Work instructions: Your reply should be one number: how many lines of the material contain the word "logback".

Dataset records:
++++++
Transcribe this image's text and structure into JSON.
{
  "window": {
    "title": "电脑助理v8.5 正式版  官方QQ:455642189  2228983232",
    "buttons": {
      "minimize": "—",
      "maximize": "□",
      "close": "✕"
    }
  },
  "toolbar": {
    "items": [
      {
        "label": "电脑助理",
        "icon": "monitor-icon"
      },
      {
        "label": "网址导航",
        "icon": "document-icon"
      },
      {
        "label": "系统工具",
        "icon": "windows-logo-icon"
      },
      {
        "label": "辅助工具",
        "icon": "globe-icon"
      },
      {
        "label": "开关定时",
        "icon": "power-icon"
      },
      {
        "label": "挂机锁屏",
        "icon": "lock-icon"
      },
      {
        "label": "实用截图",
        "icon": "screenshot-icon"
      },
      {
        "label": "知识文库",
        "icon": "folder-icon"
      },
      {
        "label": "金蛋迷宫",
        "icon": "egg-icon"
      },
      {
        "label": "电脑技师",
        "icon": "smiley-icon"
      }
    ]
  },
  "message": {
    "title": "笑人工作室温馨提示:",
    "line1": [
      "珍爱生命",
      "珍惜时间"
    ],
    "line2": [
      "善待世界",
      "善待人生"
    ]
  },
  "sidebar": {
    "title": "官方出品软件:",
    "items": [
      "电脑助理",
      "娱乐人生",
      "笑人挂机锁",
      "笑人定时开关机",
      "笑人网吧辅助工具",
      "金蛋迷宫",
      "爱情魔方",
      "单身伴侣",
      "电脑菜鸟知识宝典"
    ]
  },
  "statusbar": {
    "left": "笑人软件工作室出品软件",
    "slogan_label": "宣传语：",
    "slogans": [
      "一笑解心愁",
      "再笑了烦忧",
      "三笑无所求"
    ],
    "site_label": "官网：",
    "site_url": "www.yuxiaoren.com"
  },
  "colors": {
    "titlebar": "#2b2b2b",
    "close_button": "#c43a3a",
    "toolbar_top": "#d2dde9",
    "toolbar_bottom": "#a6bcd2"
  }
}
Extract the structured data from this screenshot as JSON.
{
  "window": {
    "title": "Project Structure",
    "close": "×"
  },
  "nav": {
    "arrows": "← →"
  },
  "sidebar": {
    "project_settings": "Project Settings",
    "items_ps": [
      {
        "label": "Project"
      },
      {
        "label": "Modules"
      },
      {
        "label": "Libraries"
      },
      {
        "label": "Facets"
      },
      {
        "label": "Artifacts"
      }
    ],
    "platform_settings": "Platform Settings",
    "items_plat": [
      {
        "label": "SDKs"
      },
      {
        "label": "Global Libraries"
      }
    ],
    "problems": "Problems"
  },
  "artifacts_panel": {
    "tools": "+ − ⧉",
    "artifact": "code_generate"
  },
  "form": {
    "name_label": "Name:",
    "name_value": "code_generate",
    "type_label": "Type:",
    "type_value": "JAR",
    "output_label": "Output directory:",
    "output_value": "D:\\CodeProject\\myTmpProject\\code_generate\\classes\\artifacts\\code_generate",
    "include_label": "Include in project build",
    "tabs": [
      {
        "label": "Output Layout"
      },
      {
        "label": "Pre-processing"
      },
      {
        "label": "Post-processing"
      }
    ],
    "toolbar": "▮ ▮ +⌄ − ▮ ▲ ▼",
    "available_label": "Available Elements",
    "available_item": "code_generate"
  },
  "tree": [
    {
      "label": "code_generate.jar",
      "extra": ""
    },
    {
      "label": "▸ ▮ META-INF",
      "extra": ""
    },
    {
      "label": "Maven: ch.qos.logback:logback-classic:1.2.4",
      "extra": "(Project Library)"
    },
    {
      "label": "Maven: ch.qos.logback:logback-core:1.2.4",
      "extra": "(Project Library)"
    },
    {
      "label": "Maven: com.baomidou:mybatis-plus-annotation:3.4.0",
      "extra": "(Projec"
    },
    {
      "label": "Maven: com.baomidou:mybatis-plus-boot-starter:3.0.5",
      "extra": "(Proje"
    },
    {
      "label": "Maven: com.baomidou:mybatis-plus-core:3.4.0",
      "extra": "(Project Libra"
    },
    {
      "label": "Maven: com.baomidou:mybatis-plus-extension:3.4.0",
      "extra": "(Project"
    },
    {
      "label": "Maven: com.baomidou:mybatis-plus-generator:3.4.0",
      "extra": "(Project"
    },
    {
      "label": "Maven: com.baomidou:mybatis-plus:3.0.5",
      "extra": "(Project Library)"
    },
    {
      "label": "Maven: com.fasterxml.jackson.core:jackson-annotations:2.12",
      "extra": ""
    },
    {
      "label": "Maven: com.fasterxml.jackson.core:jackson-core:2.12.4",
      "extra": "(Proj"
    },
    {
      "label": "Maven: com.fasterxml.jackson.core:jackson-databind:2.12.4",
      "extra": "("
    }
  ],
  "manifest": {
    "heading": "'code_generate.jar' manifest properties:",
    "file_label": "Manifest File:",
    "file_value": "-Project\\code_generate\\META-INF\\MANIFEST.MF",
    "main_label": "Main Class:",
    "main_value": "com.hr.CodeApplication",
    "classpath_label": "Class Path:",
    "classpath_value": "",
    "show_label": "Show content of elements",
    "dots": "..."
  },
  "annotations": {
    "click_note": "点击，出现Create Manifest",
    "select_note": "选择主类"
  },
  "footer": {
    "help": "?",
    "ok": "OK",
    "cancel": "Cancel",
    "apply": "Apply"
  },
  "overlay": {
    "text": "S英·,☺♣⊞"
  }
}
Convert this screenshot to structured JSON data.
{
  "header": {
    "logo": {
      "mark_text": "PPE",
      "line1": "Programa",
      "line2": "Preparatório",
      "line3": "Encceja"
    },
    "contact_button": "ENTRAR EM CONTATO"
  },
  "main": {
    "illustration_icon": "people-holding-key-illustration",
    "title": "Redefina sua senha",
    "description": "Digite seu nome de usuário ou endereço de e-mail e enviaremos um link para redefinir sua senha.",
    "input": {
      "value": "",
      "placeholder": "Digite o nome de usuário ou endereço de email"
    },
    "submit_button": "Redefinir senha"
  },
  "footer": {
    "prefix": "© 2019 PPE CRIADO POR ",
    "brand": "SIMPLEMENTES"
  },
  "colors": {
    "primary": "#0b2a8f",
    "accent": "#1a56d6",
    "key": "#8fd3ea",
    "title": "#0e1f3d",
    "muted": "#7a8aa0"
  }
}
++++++
Response below: 2